Supplied records
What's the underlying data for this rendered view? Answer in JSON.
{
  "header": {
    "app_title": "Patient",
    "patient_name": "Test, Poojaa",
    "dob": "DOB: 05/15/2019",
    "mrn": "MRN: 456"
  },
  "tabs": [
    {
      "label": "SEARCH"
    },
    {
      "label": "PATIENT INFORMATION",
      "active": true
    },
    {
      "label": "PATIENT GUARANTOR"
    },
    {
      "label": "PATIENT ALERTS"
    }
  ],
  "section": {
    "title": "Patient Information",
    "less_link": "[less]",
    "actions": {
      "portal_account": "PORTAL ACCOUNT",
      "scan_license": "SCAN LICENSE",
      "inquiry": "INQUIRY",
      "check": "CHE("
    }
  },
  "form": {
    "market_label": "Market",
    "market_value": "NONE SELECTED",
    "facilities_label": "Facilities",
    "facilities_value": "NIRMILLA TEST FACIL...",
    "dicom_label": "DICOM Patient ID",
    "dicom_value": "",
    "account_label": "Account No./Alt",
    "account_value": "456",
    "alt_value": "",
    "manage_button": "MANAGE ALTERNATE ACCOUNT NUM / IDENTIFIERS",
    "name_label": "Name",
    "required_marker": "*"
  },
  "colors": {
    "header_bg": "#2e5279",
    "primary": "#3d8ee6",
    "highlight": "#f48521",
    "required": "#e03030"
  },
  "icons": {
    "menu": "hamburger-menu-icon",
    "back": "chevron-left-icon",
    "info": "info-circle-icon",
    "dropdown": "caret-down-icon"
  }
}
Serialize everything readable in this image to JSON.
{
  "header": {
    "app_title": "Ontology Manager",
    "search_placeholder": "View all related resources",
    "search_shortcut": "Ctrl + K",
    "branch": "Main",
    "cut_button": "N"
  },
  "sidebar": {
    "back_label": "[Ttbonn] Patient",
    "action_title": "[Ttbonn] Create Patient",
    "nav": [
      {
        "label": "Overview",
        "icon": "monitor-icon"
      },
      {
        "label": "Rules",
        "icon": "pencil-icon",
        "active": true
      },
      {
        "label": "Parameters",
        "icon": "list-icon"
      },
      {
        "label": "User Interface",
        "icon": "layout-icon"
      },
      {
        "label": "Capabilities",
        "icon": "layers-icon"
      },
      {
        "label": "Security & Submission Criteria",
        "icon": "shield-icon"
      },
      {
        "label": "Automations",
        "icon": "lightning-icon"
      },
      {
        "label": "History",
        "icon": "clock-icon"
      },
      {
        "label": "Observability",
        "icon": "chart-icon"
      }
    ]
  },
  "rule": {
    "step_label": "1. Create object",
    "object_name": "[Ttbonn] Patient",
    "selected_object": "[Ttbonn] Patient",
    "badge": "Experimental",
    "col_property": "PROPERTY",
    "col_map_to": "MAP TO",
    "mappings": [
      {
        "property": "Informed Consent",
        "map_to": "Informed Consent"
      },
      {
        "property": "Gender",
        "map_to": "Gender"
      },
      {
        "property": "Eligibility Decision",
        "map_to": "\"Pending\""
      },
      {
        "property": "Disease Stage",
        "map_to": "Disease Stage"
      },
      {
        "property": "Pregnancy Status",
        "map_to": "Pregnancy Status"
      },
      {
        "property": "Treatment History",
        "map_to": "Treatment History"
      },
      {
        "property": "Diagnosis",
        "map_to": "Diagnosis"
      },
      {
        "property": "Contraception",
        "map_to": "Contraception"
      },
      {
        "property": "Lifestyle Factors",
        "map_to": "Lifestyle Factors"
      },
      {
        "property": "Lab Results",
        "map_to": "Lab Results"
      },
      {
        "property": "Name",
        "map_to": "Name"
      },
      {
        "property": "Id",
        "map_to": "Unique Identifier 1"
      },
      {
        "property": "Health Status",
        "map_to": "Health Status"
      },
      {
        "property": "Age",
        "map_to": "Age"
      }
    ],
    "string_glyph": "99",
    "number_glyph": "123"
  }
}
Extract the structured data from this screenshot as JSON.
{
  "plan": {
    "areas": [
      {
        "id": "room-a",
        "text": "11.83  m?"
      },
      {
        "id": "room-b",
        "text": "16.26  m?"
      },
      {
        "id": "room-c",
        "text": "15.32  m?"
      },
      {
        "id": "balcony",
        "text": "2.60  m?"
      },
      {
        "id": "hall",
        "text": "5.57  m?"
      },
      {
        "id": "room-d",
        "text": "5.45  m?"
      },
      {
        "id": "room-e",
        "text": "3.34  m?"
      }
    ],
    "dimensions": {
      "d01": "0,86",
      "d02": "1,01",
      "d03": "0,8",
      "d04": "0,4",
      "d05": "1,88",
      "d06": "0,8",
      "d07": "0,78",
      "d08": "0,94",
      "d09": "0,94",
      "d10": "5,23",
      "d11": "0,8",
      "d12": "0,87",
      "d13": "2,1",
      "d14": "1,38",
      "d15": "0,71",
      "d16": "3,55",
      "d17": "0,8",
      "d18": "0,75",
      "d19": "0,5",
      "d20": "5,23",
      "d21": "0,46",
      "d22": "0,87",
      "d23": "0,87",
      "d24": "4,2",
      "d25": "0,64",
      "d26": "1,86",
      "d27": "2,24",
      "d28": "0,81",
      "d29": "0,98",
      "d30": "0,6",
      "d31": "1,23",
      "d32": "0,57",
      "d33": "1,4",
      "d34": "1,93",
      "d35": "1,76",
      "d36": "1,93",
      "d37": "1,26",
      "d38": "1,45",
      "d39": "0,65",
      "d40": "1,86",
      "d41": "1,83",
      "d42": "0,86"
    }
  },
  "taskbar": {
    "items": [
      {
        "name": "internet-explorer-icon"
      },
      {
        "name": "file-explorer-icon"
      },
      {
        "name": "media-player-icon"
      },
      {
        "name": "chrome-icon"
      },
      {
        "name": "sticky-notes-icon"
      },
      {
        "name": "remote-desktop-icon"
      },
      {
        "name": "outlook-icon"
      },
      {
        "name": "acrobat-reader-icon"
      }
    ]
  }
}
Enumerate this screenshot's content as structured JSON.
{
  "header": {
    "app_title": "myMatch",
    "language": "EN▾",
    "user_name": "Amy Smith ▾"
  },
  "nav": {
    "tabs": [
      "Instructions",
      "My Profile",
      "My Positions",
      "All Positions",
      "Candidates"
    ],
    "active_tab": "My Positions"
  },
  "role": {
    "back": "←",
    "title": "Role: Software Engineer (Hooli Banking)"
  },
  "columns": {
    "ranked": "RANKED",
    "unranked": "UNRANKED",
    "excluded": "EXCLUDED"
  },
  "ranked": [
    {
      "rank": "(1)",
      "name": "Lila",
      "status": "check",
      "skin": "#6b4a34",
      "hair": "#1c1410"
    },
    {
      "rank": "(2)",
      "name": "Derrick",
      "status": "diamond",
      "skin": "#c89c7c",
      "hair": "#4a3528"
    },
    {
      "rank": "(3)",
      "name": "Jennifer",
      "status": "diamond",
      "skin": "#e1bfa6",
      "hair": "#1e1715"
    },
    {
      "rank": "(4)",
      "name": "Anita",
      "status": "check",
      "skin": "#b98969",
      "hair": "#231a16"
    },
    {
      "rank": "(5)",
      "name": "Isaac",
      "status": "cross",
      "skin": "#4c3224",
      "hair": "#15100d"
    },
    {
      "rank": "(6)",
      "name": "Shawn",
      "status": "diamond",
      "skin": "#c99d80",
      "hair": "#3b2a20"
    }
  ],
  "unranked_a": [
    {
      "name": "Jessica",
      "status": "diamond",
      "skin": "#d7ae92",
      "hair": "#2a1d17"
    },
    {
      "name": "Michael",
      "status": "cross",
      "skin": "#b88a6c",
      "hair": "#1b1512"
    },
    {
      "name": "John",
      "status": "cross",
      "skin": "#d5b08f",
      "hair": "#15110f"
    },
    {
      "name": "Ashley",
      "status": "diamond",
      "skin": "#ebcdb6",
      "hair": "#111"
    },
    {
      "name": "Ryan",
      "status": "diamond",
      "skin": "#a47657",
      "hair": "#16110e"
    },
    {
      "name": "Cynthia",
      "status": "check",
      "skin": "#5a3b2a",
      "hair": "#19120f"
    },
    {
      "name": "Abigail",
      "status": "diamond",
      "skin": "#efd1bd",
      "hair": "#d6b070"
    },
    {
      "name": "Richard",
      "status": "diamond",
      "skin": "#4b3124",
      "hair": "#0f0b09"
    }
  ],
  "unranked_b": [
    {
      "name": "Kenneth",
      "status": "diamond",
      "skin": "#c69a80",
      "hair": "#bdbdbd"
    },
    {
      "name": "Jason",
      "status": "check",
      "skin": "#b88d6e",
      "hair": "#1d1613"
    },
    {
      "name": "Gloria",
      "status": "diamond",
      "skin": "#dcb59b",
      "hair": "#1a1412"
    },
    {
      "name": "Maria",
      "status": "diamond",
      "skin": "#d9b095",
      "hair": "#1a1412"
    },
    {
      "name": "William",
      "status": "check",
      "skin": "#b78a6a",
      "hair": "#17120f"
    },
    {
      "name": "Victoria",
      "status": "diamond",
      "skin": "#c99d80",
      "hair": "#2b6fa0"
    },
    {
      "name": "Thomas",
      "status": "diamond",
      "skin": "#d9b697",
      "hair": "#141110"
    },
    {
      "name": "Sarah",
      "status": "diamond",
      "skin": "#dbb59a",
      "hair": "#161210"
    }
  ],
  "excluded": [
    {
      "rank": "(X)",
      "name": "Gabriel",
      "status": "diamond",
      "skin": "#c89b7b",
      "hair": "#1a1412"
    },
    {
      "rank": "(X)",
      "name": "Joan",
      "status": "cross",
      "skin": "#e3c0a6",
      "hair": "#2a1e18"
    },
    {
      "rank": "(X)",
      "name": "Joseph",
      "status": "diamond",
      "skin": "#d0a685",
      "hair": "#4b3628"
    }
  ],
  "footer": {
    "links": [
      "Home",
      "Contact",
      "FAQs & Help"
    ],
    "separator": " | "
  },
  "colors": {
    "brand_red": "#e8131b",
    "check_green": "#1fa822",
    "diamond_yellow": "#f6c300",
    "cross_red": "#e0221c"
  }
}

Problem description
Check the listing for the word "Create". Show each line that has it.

Solution
    "action_title": "[Ttbonn] Create Patient",
    "step_label": "1. Create object",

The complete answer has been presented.